Data for this task.
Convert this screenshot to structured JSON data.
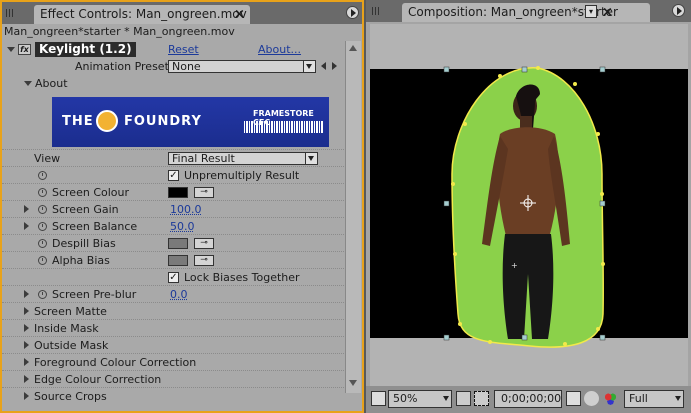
{
  "effect_panel": {
    "tab_label": "Effect Controls: Man_ongreen.mov",
    "breadcrumb": "Man_ongreen*starter * Man_ongreen.mov",
    "effect_name": "Keylight (1.2)",
    "reset_label": "Reset",
    "about_link": "About...",
    "animation_presets_label": "Animation Presets:",
    "animation_presets_value": "None",
    "about_section": "About",
    "banner": {
      "brand": "THE",
      "brand2": "FOUNDRY",
      "partner": "FRAMESTORE CFC"
    },
    "params": [
      {
        "label": "View",
        "value": "Final Result",
        "kind": "select"
      },
      {
        "label": "",
        "value": "Unpremultiply Result",
        "kind": "checkbox",
        "checked": true
      },
      {
        "label": "Screen Colour",
        "kind": "color",
        "color": "#000000"
      },
      {
        "label": "Screen Gain",
        "value": "100.0",
        "kind": "number"
      },
      {
        "label": "Screen Balance",
        "value": "50.0",
        "kind": "number"
      },
      {
        "label": "Despill Bias",
        "kind": "color",
        "color": "#7a7a7a"
      },
      {
        "label": "Alpha Bias",
        "kind": "color",
        "color": "#7a7a7a"
      },
      {
        "label": "",
        "value": "Lock Biases Together",
        "kind": "checkbox",
        "checked": true
      },
      {
        "label": "Screen Pre-blur",
        "value": "0.0",
        "kind": "number"
      }
    ],
    "groups": [
      "Screen Matte",
      "Inside Mask",
      "Outside Mask",
      "Foreground Colour Correction",
      "Edge Colour Correction",
      "Source Crops"
    ]
  },
  "comp_panel": {
    "tab_label": "Composition: Man_ongreen*starter",
    "zoom": "50%",
    "timecode": "0;00;00;00",
    "resolution": "Full"
  },
  "colors": {
    "highlight": "#e8a21a",
    "matte": "#8bd14a",
    "mask": "#f2e94a"
  }
}
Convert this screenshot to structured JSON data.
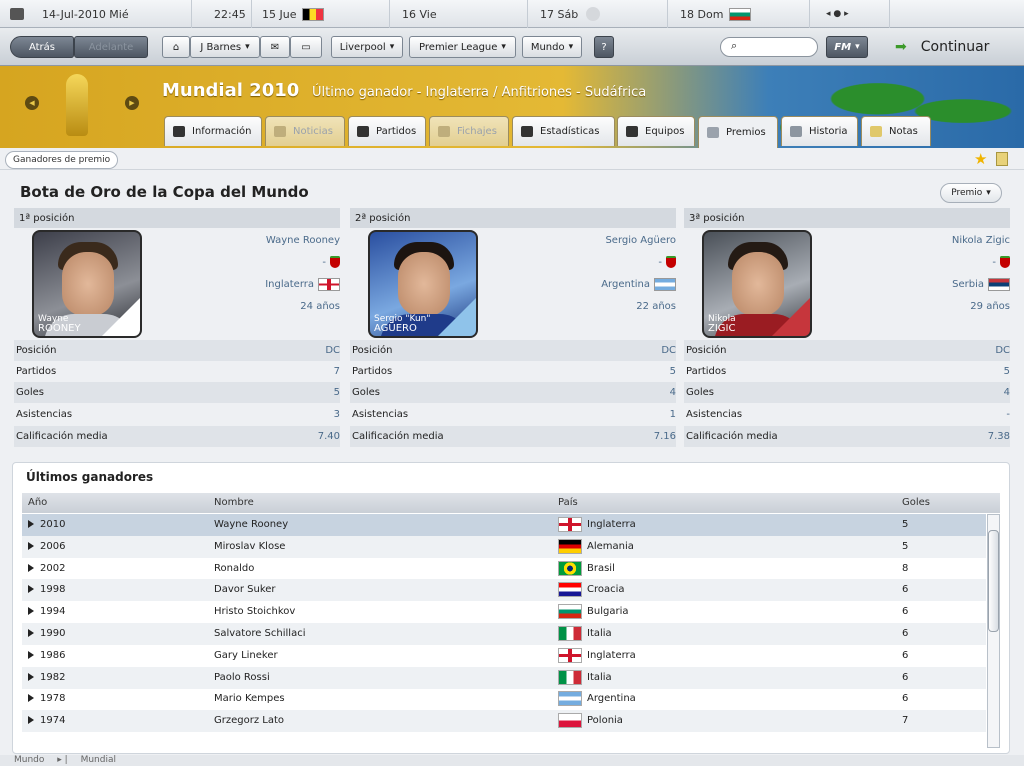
{
  "calendar": {
    "date": "14-Jul-2010 Mié",
    "time": "22:45",
    "days": [
      {
        "label": "15 Jue",
        "flag": "Bélgica"
      },
      {
        "label": "16 Vie",
        "flag": ""
      },
      {
        "label": "17 Sáb",
        "flag": ""
      },
      {
        "label": "18 Dom",
        "flag": "Bulgaria"
      }
    ]
  },
  "nav": {
    "back": "Atrás",
    "forward": "Adelante",
    "manager": "J Barnes",
    "club": "Liverpool",
    "league": "Premier League",
    "world": "Mundo",
    "help": "?",
    "fm": "FM",
    "continue": "Continuar"
  },
  "competition": {
    "title": "Mundial 2010",
    "subtitle": "Último ganador - Inglaterra / Anfitriones - Sudáfrica"
  },
  "tabs": [
    {
      "label": "Información",
      "state": "normal"
    },
    {
      "label": "Noticias",
      "state": "disabled"
    },
    {
      "label": "Partidos",
      "state": "normal"
    },
    {
      "label": "Fichajes",
      "state": "disabled"
    },
    {
      "label": "Estadísticas",
      "state": "normal"
    },
    {
      "label": "Equipos",
      "state": "normal"
    },
    {
      "label": "Premios",
      "state": "active"
    },
    {
      "label": "Historia",
      "state": "normal"
    },
    {
      "label": "Notas",
      "state": "normal"
    }
  ],
  "subbar": {
    "crumb": "Ganadores de premio"
  },
  "award": {
    "title": "Bota de Oro de la Copa del Mundo",
    "menu": "Premio",
    "stat_labels": [
      "Posición",
      "Partidos",
      "Goles",
      "Asistencias",
      "Calificación media"
    ],
    "places": [
      {
        "heading": "1ª posición",
        "name": "Wayne Rooney",
        "club": "-",
        "nation": "Inglaterra",
        "age": "24 años",
        "photo_first": "Wayne",
        "photo_last": "ROONEY",
        "stats": [
          "DC",
          "7",
          "5",
          "3",
          "7.40"
        ]
      },
      {
        "heading": "2ª posición",
        "name": "Sergio Agüero",
        "club": "-",
        "nation": "Argentina",
        "age": "22 años",
        "photo_first": "Sergio \"Kun\"",
        "photo_last": "AGÜERO",
        "stats": [
          "DC",
          "5",
          "4",
          "1",
          "7.16"
        ]
      },
      {
        "heading": "3ª posición",
        "name": "Nikola Zigic",
        "club": "-",
        "nation": "Serbia",
        "age": "29 años",
        "photo_first": "Nikola",
        "photo_last": "ZIGIC",
        "stats": [
          "DC",
          "5",
          "4",
          "-",
          "7.38"
        ]
      }
    ]
  },
  "history": {
    "title": "Últimos ganadores",
    "columns": [
      "Año",
      "Nombre",
      "País",
      "Goles"
    ],
    "rows": [
      {
        "year": "2010",
        "name": "Wayne Rooney",
        "country": "Inglaterra",
        "goals": "5"
      },
      {
        "year": "2006",
        "name": "Miroslav Klose",
        "country": "Alemania",
        "goals": "5"
      },
      {
        "year": "2002",
        "name": "Ronaldo",
        "country": "Brasil",
        "goals": "8"
      },
      {
        "year": "1998",
        "name": "Davor Suker",
        "country": "Croacia",
        "goals": "6"
      },
      {
        "year": "1994",
        "name": "Hristo Stoichkov",
        "country": "Bulgaria",
        "goals": "6"
      },
      {
        "year": "1990",
        "name": "Salvatore Schillaci",
        "country": "Italia",
        "goals": "6"
      },
      {
        "year": "1986",
        "name": "Gary Lineker",
        "country": "Inglaterra",
        "goals": "6"
      },
      {
        "year": "1982",
        "name": "Paolo Rossi",
        "country": "Italia",
        "goals": "6"
      },
      {
        "year": "1978",
        "name": "Mario Kempes",
        "country": "Argentina",
        "goals": "6"
      },
      {
        "year": "1974",
        "name": "Grzegorz Lato",
        "country": "Polonia",
        "goals": "7"
      }
    ]
  },
  "footer": {
    "crumbs": [
      "Mundo",
      "Mundial"
    ]
  },
  "colors": {
    "accent_gold": "#d6a520",
    "ocean": "#2a6aa8",
    "selected_row": "#c7d3e0"
  }
}
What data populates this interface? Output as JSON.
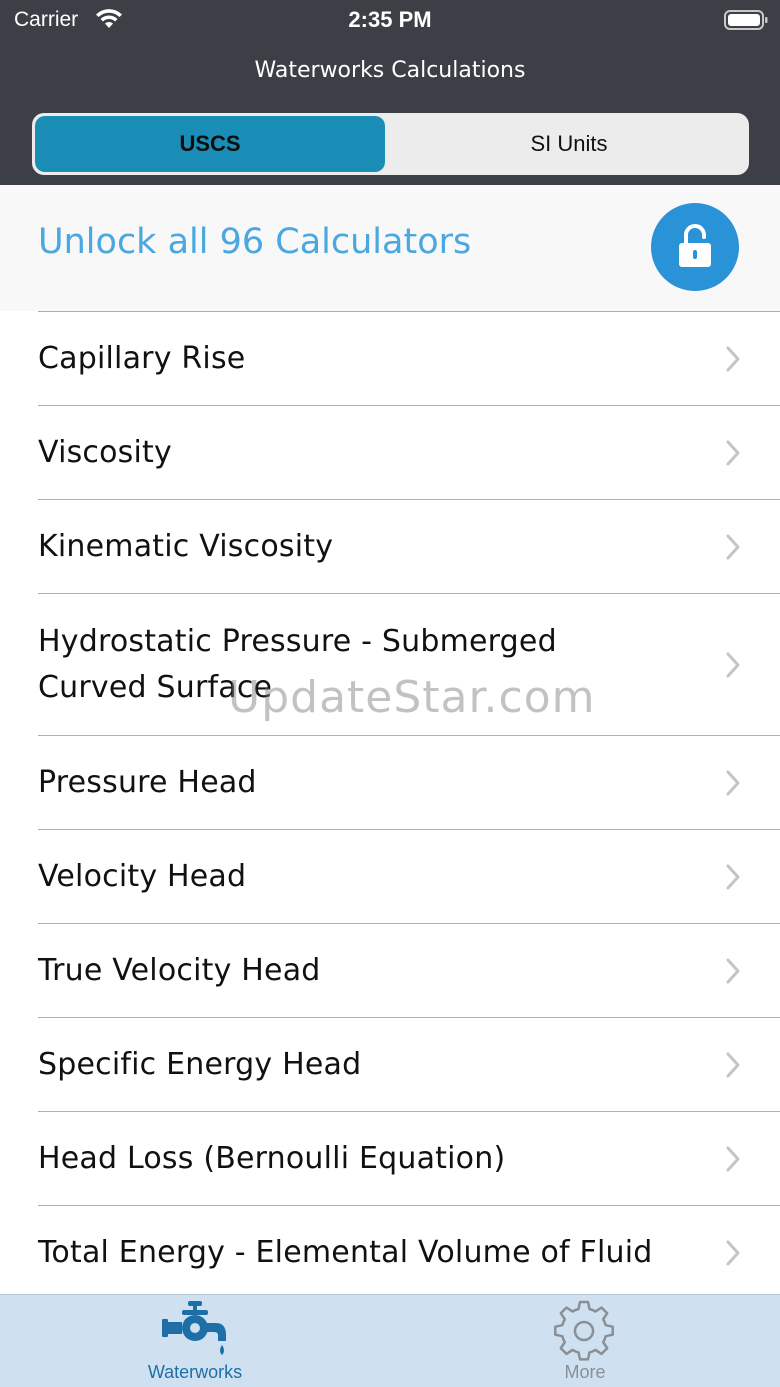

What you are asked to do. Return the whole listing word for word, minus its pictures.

Answer box.
Convert this screenshot to structured JSON data.
{
  "effect_panel": {
    "tab_label": "Effect Controls: Man_ongreen.mov",
    "breadcrumb": "Man_ongreen*starter * Man_ongreen.mov",
    "effect_name": "Keylight (1.2)",
    "reset_label": "Reset",
    "about_link": "About...",
    "animation_presets_label": "Animation Presets:",
    "animation_presets_value": "None",
    "about_section": "About",
    "banner": {
      "brand": "THE",
      "brand2": "FOUNDRY",
      "partner": "FRAMESTORE CFC"
    },
    "params": [
      {
        "label": "View",
        "value": "Final Result",
        "kind": "select"
      },
      {
        "label": "",
        "value": "Unpremultiply Result",
        "kind": "checkbox",
        "checked": true
      },
      {
        "label": "Screen Colour",
        "kind": "color",
        "color": "#000000"
      },
      {
        "label": "Screen Gain",
        "value": "100.0",
        "kind": "number"
      },
      {
        "label": "Screen Balance",
        "value": "50.0",
        "kind": "number"
      },
      {
        "label": "Despill Bias",
        "kind": "color",
        "color": "#7a7a7a"
      },
      {
        "label": "Alpha Bias",
        "kind": "color",
        "color": "#7a7a7a"
      },
      {
        "label": "",
        "value": "Lock Biases Together",
        "kind": "checkbox",
        "checked": true
      },
      {
        "label": "Screen Pre-blur",
        "value": "0.0",
        "kind": "number"
      }
    ],
    "groups": [
      "Screen Matte",
      "Inside Mask",
      "Outside Mask",
      "Foreground Colour Correction",
      "Edge Colour Correction",
      "Source Crops"
    ]
  },
  "comp_panel": {
    "tab_label": "Composition: Man_ongreen*starter",
    "zoom": "50%",
    "timecode": "0;00;00;00",
    "resolution": "Full"
  },
  "colors": {
    "highlight": "#e8a21a",
    "matte": "#8bd14a",
    "mask": "#f2e94a"
  }
}
Convert this screenshot to structured JSON data.
{
  "calendar": {
    "date": "14-Jul-2010 Mié",
    "time": "22:45",
    "days": [
      {
        "label": "15 Jue",
        "flag": "Bélgica"
      },
      {
        "label": "16 Vie",
        "flag": ""
      },
      {
        "label": "17 Sáb",
        "flag": ""
      },
      {
        "label": "18 Dom",
        "flag": "Bulgaria"
      }
    ]
  },
  "nav": {
    "back": "Atrás",
    "forward": "Adelante",
    "manager": "J Barnes",
    "club": "Liverpool",
    "league": "Premier League",
    "world": "Mundo",
    "help": "?",
    "fm": "FM",
    "continue": "Continuar"
  },
  "competition": {
    "title": "Mundial 2010",
    "subtitle": "Último ganador - Inglaterra / Anfitriones - Sudáfrica"
  },
  "tabs": [
    {
      "label": "Información",
      "state": "normal"
    },
    {
      "label": "Noticias",
      "state": "disabled"
    },
    {
      "label": "Partidos",
      "state": "normal"
    },
    {
      "label": "Fichajes",
      "state": "disabled"
    },
    {
      "label": "Estadísticas",
      "state": "normal"
    },
    {
      "label": "Equipos",
      "state": "normal"
    },
    {
      "label": "Premios",
      "state": "active"
    },
    {
      "label": "Historia",
      "state": "normal"
    },
    {
      "label": "Notas",
      "state": "normal"
    }
  ],
  "subbar": {
    "crumb": "Ganadores de premio"
  },
  "award": {
    "title": "Bota de Oro de la Copa del Mundo",
    "menu": "Premio",
    "stat_labels": [
      "Posición",
      "Partidos",
      "Goles",
      "Asistencias",
      "Calificación media"
    ],
    "places": [
      {
        "heading": "1ª posición",
        "name": "Wayne Rooney",
        "club": "-",
        "nation": "Inglaterra",
        "age": "24 años",
        "photo_first": "Wayne",
        "photo_last": "ROONEY",
        "stats": [
          "DC",
          "7",
          "5",
          "3",
          "7.40"
        ]
      },
      {
        "heading": "2ª posición",
        "name": "Sergio Agüero",
        "club": "-",
        "nation": "Argentina",
        "age": "22 años",
        "photo_first": "Sergio \"Kun\"",
        "photo_last": "AGÜERO",
        "stats": [
          "DC",
          "5",
          "4",
          "1",
          "7.16"
        ]
      },
      {
        "heading": "3ª posición",
        "name": "Nikola Zigic",
        "club": "-",
        "nation": "Serbia",
        "age": "29 años",
        "photo_first": "Nikola",
        "photo_last": "ZIGIC",
        "stats": [
          "DC",
          "5",
          "4",
          "-",
          "7.38"
        ]
      }
    ]
  },
  "history": {
    "title": "Últimos ganadores",
    "columns": [
      "Año",
      "Nombre",
      "País",
      "Goles"
    ],
    "rows": [
      {
        "year": "2010",
        "name": "Wayne Rooney",
        "country": "Inglaterra",
        "goals": "5"
      },
      {
        "year": "2006",
        "name": "Miroslav Klose",
        "country": "Alemania",
        "goals": "5"
      },
      {
        "year": "2002",
        "name": "Ronaldo",
        "country": "Brasil",
        "goals": "8"
      },
      {
        "year": "1998",
        "name": "Davor Suker",
        "country": "Croacia",
        "goals": "6"
      },
      {
        "year": "1994",
        "name": "Hristo Stoichkov",
        "country": "Bulgaria",
        "goals": "6"
      },
      {
        "year": "1990",
        "name": "Salvatore Schillaci",
        "country": "Italia",
        "goals": "6"
      },
      {
        "year": "1986",
        "name": "Gary Lineker",
        "country": "Inglaterra",
        "goals": "6"
      },
      {
        "year": "1982",
        "name": "Paolo Rossi",
        "country": "Italia",
        "goals": "6"
      },
      {
        "year": "1978",
        "name": "Mario Kempes",
        "country": "Argentina",
        "goals": "6"
      },
      {
        "year": "1974",
        "name": "Grzegorz Lato",
        "country": "Polonia",
        "goals": "7"
      }
    ]
  },
  "footer": {
    "crumbs": [
      "Mundo",
      "Mundial"
    ]
  },
  "colors": {
    "accent_gold": "#d6a520",
    "ocean": "#2a6aa8",
    "selected_row": "#c7d3e0"
  }
}
What data populates this interface? Output as JSON.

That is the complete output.